SSM screen after execution

Viewing Logs

If you enabled logging to S3, you can browse to the bucket you selected and view logs. The output log file will be several directories deep under <Command ID>/<ec2-instance-id/<command document>/.... It’s easier if you refer to the screenshot below:

AWS SSM output logs

I downloaded the stdout file locally and viewed it via the command line to confirm that my command executed properly on this particular EC2 instance:

$ cat stdout

Last metadata expiration check: 0:15:25 ago on Thu Jan 18 21:10:06 2024.
Dependencies resolved.
Nothing to do.


I personally ran into some issues when trying to do this for the first time. Here are a few troubleshooting solutions.

EC2 Instances Don’t Show Up in Systems Manager

If your EC2 Instances do not show up under “Target selection” they may not have the SSM agent installed. AWS has documentation to guide you through the installation process: Manually installing SSM Agent on EC2 instances for Linux.

If your EC2 Instances do have the SSM agent installed but still aren’t showing up, they may not have an IAM instance profile. You can confirm this by clicking on an EC2 Instance and then checking under the “IAM Role” field. If this field is empty, assign an IAM Role and ensure it has proper permissions.
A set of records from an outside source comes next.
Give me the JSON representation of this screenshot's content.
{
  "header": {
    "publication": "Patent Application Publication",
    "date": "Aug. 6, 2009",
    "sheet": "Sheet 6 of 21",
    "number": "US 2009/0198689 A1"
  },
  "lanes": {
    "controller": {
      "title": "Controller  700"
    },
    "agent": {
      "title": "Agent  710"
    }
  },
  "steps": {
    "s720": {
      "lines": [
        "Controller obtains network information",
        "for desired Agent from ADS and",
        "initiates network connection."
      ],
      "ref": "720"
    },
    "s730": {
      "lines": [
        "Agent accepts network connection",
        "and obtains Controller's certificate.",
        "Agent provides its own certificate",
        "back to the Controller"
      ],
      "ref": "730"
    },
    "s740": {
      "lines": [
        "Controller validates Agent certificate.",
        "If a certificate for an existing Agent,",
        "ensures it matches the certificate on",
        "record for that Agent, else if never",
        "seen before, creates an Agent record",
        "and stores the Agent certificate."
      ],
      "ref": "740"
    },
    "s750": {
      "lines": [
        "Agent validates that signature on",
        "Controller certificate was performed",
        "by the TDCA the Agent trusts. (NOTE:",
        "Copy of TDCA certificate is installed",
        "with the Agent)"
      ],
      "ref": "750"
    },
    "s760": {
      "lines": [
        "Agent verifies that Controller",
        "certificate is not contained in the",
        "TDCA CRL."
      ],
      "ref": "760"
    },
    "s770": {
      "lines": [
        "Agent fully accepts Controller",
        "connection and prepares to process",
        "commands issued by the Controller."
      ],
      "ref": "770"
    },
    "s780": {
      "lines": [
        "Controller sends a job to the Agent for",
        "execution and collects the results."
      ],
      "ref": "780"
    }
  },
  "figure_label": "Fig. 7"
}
In my case, I used to AWS managed policies AmazonSSMManagedInstanceCore and AmazonSSMPatchAssociation.

AWS IAM permission policies

(The inline policy in the screenshot is to grant this Role S3 permissions for logging purposes which I cover in the next section.)

No Log Output to S3

If you see no log output in your S3 bucket, you may need to add proper permissions to the instance profile IAM Role of the EC2 instances you selected.

Here is the policy I attached to the IAM instance profile role that got logging to work for me. Change the bucket name my-bucket accordingly!

  "Version": "2012-10-17",
  "Statement": [
      "Effect": "Allow",
      "Action": [
      "Resource": [